• _Task data_:

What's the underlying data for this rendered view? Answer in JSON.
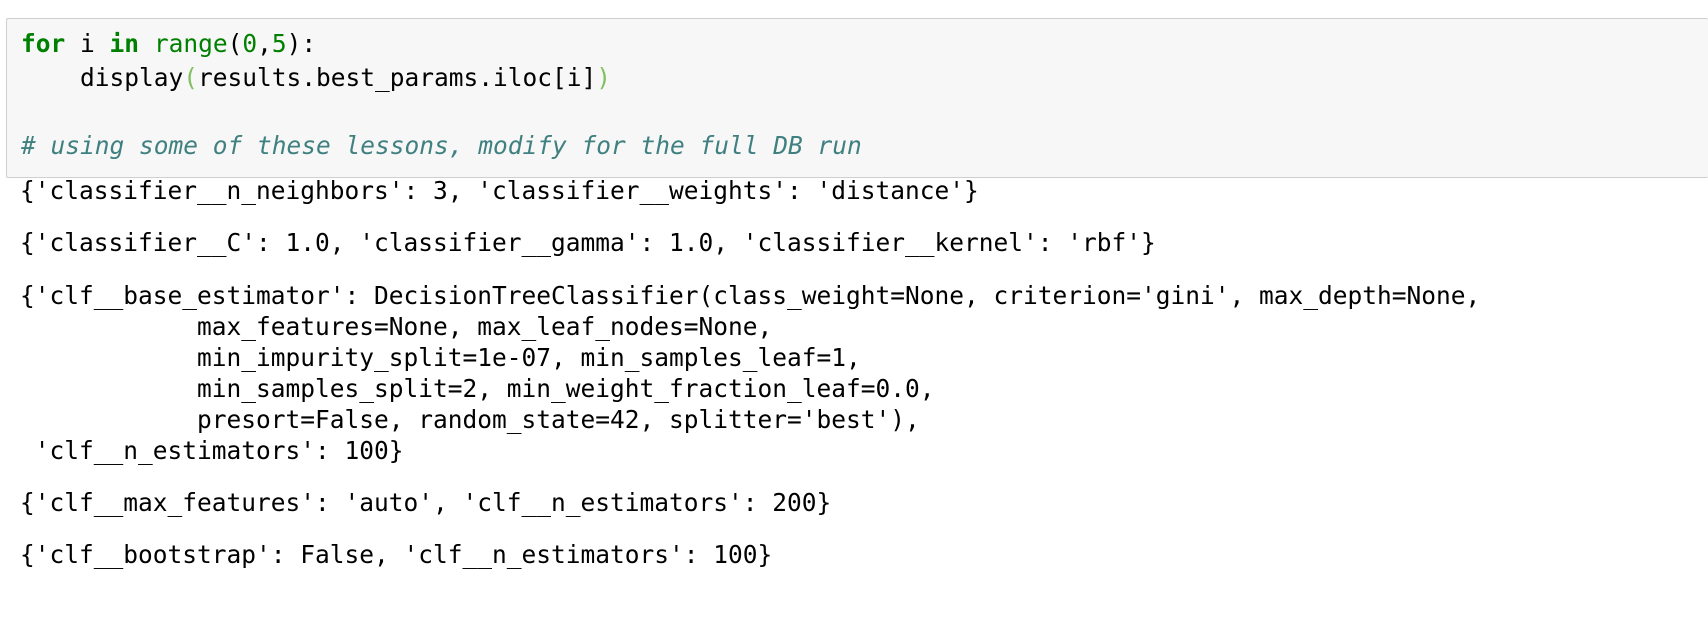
{
  "input_cell": {
    "line1": {
      "kw_for": "for",
      "var_i": " i ",
      "kw_in": "in",
      "space": " ",
      "builtin_range": "range",
      "open": "(",
      "start": "0",
      "comma": ",",
      "stop": "5",
      "close": "):"
    },
    "line2": {
      "indent_call": "    display",
      "open": "(",
      "arg": "results.best_params.iloc[i]",
      "close": ")"
    },
    "comment": "# using some of these lessons, modify for the full DB run"
  },
  "outputs": [
    "{'classifier__n_neighbors': 3, 'classifier__weights': 'distance'}",
    "{'classifier__C': 1.0, 'classifier__gamma': 1.0, 'classifier__kernel': 'rbf'}",
    "{'clf__base_estimator': DecisionTreeClassifier(class_weight=None, criterion='gini', max_depth=None,",
    "            max_features=None, max_leaf_nodes=None,",
    "            min_impurity_split=1e-07, min_samples_leaf=1,",
    "            min_samples_split=2, min_weight_fraction_leaf=0.0,",
    "            presort=False, random_state=42, splitter='best'),",
    " 'clf__n_estimators': 100}",
    "{'clf__max_features': 'auto', 'clf__n_estimators': 200}",
    "{'clf__bootstrap': False, 'clf__n_estimators': 100}"
  ]
}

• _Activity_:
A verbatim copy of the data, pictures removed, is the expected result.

• _Solved problem_:
What's the underlying data for this rendered view? Answer in JSON.
{
  "input_cell": {
    "line1": {
      "kw_for": "for",
      "var_i": " i ",
      "kw_in": "in",
      "space": " ",
      "builtin_range": "range",
      "open": "(",
      "start": "0",
      "comma": ",",
      "stop": "5",
      "close": "):"
    },
    "line2": {
      "indent_call": "    display",
      "open": "(",
      "arg": "results.best_params.iloc[i]",
      "close": ")"
    },
    "comment": "# using some of these lessons, modify for the full DB run"
  },
  "outputs": [
    "{'classifier__n_neighbors': 3, 'classifier__weights': 'distance'}",
    "{'classifier__C': 1.0, 'classifier__gamma': 1.0, 'classifier__kernel': 'rbf'}",
    "{'clf__base_estimator': DecisionTreeClassifier(class_weight=None, criterion='gini', max_depth=None,",
    "            max_features=None, max_leaf_nodes=None,",
    "            min_impurity_split=1e-07, min_samples_leaf=1,",
    "            min_samples_split=2, min_weight_fraction_leaf=0.0,",
    "            presort=False, random_state=42, splitter='best'),",
    " 'clf__n_estimators': 100}",
    "{'clf__max_features': 'auto', 'clf__n_estimators': 200}",
    "{'clf__bootstrap': False, 'clf__n_estimators': 100}"
  ]
}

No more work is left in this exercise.